#### What you have to do
Return each line of the records below in which the string "JSON" turns up.

'''

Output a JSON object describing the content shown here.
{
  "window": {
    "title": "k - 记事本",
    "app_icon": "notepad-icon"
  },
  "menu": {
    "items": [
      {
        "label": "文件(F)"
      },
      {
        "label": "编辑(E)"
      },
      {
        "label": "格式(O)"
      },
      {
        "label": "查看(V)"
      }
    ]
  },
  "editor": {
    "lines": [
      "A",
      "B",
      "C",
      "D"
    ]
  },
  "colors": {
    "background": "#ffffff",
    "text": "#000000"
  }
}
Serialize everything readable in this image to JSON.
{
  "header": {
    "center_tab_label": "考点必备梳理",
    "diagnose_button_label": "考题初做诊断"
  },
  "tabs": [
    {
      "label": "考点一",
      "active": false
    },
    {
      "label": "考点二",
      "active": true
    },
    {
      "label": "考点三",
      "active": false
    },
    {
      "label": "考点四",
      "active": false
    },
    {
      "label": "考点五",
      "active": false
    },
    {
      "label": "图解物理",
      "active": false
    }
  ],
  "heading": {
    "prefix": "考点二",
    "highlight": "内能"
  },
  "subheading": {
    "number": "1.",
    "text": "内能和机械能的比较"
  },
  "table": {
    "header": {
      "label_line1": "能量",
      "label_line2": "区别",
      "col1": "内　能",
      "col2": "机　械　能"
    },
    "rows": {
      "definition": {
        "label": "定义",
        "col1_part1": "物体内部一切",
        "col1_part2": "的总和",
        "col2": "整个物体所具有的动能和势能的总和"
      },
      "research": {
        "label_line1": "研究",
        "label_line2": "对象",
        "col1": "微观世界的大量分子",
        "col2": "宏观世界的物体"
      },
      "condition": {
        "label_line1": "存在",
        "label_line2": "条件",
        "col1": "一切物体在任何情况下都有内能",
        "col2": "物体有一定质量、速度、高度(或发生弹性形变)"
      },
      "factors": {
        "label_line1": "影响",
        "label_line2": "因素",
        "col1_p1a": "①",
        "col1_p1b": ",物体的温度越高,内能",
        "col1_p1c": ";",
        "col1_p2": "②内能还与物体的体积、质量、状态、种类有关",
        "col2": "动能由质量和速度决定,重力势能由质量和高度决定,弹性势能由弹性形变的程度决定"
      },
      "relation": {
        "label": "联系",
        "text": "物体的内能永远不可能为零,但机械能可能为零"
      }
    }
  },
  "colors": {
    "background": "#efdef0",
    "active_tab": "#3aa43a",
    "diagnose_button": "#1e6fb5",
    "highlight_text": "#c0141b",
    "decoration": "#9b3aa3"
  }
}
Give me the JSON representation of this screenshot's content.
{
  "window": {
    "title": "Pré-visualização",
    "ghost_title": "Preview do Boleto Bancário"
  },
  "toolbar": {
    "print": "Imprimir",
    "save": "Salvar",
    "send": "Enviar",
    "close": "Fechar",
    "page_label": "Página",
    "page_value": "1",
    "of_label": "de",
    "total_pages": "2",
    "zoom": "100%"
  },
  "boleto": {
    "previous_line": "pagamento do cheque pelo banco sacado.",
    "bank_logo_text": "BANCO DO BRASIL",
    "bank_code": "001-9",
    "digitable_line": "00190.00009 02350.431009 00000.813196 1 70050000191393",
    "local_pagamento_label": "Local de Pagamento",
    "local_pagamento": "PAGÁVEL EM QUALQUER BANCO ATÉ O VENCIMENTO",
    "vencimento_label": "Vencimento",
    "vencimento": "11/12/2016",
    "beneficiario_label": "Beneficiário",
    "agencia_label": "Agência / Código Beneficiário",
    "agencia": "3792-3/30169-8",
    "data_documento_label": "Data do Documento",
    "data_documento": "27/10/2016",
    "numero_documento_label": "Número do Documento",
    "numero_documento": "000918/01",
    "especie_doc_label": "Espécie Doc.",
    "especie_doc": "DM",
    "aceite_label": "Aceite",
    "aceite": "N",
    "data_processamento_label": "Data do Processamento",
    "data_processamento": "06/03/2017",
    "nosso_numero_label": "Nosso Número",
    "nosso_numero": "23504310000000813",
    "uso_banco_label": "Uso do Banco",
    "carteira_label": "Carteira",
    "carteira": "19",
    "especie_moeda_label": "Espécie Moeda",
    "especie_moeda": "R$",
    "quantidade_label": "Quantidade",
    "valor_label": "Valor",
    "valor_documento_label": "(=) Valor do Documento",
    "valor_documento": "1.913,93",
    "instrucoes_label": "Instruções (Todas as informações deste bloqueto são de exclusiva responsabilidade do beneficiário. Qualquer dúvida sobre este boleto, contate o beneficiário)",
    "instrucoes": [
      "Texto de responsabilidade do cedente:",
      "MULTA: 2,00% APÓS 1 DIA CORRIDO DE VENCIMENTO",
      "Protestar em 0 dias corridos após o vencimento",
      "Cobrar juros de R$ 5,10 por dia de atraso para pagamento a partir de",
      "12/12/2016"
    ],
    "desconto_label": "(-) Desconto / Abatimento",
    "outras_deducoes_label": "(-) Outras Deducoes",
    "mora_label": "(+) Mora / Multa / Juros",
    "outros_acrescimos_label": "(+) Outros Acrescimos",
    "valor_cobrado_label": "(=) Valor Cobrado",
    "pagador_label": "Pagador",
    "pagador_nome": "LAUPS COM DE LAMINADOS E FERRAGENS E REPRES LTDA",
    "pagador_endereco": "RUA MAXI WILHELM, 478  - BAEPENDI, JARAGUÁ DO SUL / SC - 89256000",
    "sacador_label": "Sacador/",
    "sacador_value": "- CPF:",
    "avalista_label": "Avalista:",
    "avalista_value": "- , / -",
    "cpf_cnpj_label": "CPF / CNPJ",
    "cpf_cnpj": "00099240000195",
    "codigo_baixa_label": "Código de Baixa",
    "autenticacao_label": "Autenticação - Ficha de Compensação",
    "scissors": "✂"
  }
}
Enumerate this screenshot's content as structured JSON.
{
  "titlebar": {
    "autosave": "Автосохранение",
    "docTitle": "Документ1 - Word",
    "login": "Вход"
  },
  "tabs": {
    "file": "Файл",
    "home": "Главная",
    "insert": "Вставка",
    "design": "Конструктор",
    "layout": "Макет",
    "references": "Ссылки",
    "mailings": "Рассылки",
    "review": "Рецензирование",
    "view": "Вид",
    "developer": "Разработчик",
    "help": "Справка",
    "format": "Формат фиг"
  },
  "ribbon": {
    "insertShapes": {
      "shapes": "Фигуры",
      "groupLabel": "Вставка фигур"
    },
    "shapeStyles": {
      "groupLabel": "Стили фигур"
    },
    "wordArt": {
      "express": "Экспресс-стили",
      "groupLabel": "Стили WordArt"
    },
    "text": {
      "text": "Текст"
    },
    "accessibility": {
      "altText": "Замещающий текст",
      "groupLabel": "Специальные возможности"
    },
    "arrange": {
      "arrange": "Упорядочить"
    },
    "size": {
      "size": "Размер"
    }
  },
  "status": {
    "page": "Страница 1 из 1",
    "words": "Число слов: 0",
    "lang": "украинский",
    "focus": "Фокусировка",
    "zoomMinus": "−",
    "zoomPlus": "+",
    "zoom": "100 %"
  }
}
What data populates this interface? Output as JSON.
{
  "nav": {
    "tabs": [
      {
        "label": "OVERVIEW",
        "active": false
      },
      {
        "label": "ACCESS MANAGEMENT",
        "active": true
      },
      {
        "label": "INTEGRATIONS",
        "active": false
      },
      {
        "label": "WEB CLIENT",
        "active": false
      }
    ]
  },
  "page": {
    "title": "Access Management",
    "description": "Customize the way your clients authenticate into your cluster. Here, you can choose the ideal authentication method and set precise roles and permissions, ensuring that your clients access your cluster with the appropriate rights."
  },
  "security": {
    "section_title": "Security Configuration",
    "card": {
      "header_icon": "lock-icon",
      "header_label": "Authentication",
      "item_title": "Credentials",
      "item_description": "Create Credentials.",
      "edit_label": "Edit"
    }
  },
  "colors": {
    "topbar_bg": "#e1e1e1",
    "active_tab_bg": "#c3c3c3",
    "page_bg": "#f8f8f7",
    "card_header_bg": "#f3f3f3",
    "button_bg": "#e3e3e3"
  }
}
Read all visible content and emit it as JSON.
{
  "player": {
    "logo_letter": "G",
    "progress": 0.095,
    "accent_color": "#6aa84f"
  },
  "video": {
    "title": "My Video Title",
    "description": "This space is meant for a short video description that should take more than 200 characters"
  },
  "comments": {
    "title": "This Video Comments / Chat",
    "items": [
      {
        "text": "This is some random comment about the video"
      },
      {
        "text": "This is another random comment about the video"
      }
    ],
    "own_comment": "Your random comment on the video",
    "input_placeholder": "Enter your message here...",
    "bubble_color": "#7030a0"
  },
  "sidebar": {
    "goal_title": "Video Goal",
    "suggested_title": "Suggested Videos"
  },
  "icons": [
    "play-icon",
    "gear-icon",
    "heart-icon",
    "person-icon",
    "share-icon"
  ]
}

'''

#### Expected answer
Output a JSON object describing the content shown here.
Serialize everything readable in this image to JSON.
Give me the JSON representation of this screenshot's content.
Enumerate this screenshot's content as structured JSON.
What data populates this interface? Output as JSON.
Read all visible content and emit it as JSON.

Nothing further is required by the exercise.